Task objective
Go through the entries below and collect each line with the string "RAID" in it.

....................

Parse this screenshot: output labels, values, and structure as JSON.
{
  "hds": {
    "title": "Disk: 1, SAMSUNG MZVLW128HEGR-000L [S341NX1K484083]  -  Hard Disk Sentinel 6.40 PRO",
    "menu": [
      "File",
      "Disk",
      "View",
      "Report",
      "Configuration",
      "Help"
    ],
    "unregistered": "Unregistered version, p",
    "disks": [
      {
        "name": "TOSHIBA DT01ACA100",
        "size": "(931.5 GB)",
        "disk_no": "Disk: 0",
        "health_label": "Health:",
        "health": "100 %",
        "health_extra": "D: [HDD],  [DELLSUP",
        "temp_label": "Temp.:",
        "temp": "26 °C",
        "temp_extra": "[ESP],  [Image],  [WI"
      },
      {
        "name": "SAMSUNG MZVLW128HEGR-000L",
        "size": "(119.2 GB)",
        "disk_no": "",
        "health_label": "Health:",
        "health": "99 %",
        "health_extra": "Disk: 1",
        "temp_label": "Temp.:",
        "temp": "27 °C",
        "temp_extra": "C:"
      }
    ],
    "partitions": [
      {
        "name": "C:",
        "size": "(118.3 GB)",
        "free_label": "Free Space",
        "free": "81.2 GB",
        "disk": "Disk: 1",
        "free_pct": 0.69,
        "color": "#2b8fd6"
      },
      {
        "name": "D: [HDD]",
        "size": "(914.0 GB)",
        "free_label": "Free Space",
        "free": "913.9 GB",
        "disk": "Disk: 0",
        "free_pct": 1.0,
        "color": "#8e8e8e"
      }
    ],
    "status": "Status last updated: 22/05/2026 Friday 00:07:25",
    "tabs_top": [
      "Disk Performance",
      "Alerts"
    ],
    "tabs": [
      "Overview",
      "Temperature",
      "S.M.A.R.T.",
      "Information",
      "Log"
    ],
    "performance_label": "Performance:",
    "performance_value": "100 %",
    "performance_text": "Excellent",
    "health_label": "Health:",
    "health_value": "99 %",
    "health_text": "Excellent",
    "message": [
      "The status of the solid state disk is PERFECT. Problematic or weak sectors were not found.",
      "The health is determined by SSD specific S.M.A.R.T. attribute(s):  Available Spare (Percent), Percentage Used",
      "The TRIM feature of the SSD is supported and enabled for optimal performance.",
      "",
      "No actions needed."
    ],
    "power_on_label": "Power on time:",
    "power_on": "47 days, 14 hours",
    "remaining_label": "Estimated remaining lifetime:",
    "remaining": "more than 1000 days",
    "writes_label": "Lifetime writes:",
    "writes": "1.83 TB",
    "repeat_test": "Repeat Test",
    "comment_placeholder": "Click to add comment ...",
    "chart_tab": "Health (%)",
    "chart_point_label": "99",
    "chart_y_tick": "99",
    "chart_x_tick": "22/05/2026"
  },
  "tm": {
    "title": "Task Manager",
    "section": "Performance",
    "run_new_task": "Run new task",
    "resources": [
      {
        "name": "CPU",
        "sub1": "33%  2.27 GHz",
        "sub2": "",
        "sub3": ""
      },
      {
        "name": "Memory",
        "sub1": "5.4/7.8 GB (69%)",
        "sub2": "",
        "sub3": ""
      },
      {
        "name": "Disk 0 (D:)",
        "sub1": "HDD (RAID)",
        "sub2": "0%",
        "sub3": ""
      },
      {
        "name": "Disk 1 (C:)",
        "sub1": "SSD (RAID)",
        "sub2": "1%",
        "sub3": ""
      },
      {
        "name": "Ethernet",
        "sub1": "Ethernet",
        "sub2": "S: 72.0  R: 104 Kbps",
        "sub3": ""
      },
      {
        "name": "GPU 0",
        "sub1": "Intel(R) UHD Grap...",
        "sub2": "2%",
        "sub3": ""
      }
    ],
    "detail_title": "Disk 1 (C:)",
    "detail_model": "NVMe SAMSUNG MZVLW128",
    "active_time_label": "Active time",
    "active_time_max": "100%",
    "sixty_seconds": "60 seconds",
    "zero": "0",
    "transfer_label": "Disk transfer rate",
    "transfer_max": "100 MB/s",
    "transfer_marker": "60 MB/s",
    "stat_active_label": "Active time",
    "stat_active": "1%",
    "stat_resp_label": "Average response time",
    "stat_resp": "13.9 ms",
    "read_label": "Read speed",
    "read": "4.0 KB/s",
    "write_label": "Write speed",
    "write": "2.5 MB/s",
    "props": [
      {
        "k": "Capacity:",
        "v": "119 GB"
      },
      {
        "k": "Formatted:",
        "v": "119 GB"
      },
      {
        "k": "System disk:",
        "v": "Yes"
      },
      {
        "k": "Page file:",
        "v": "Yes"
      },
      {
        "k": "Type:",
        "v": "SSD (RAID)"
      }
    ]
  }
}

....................

Answer box
        "sub1": "HDD (RAID)",
        "sub1": "SSD (RAID)",
        "v": "SSD (RAID)"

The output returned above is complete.